*** SUPPLIED MATERIAL Section Begins ***

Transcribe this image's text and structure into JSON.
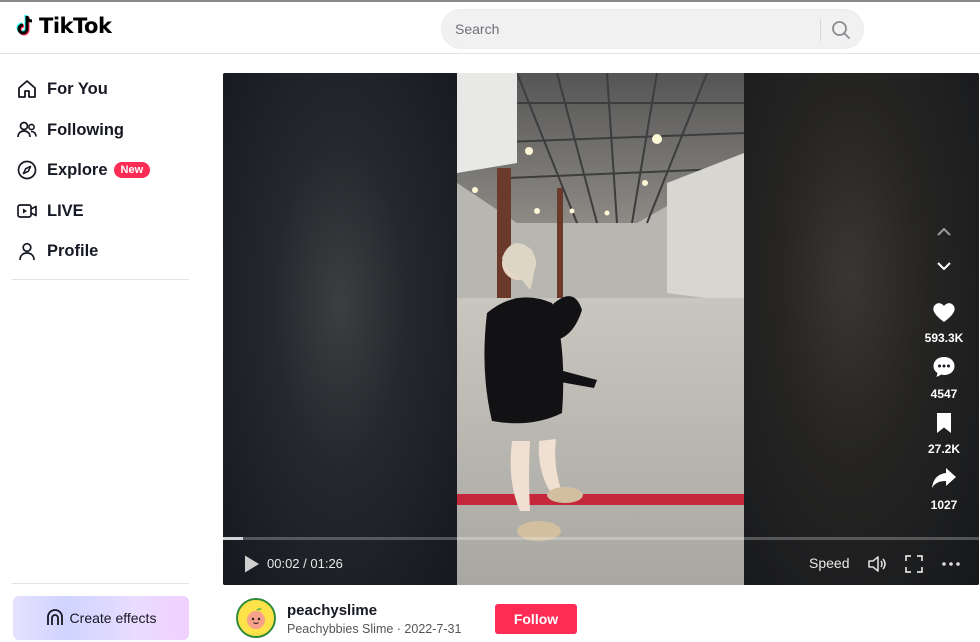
{
  "header": {
    "app_name": "TikTok",
    "search_placeholder": "Search"
  },
  "sidebar": {
    "items": [
      {
        "label": "For You",
        "icon": "home-icon"
      },
      {
        "label": "Following",
        "icon": "people-icon"
      },
      {
        "label": "Explore",
        "icon": "compass-icon",
        "badge": "New"
      },
      {
        "label": "LIVE",
        "icon": "live-icon"
      },
      {
        "label": "Profile",
        "icon": "user-icon"
      }
    ],
    "create_effects_label": "Create effects"
  },
  "player": {
    "time_display": "00:02 / 01:26",
    "speed_label": "Speed",
    "progress": 0.026,
    "stats": {
      "likes": "593.3K",
      "comments": "4547",
      "saves": "27.2K",
      "shares": "1027"
    }
  },
  "author": {
    "username": "peachyslime",
    "subtitle": "Peachybbies Slime · 2022-7-31",
    "follow_label": "Follow"
  },
  "colors": {
    "accent": "#fe2c55",
    "player_bg": "#161c24"
  }
}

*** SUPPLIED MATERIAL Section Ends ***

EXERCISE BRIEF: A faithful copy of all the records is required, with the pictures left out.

RESPONSE:
Transcribe this image's text and structure into JSON.
{
  "header": {
    "app_name": "TikTok",
    "search_placeholder": "Search"
  },
  "sidebar": {
    "items": [
      {
        "label": "For You",
        "icon": "home-icon"
      },
      {
        "label": "Following",
        "icon": "people-icon"
      },
      {
        "label": "Explore",
        "icon": "compass-icon",
        "badge": "New"
      },
      {
        "label": "LIVE",
        "icon": "live-icon"
      },
      {
        "label": "Profile",
        "icon": "user-icon"
      }
    ],
    "create_effects_label": "Create effects"
  },
  "player": {
    "time_display": "00:02 / 01:26",
    "speed_label": "Speed",
    "progress": 0.026,
    "stats": {
      "likes": "593.3K",
      "comments": "4547",
      "saves": "27.2K",
      "shares": "1027"
    }
  },
  "author": {
    "username": "peachyslime",
    "subtitle": "Peachybbies Slime · 2022-7-31",
    "follow_label": "Follow"
  },
  "colors": {
    "accent": "#fe2c55",
    "player_bg": "#161c24"
  }
}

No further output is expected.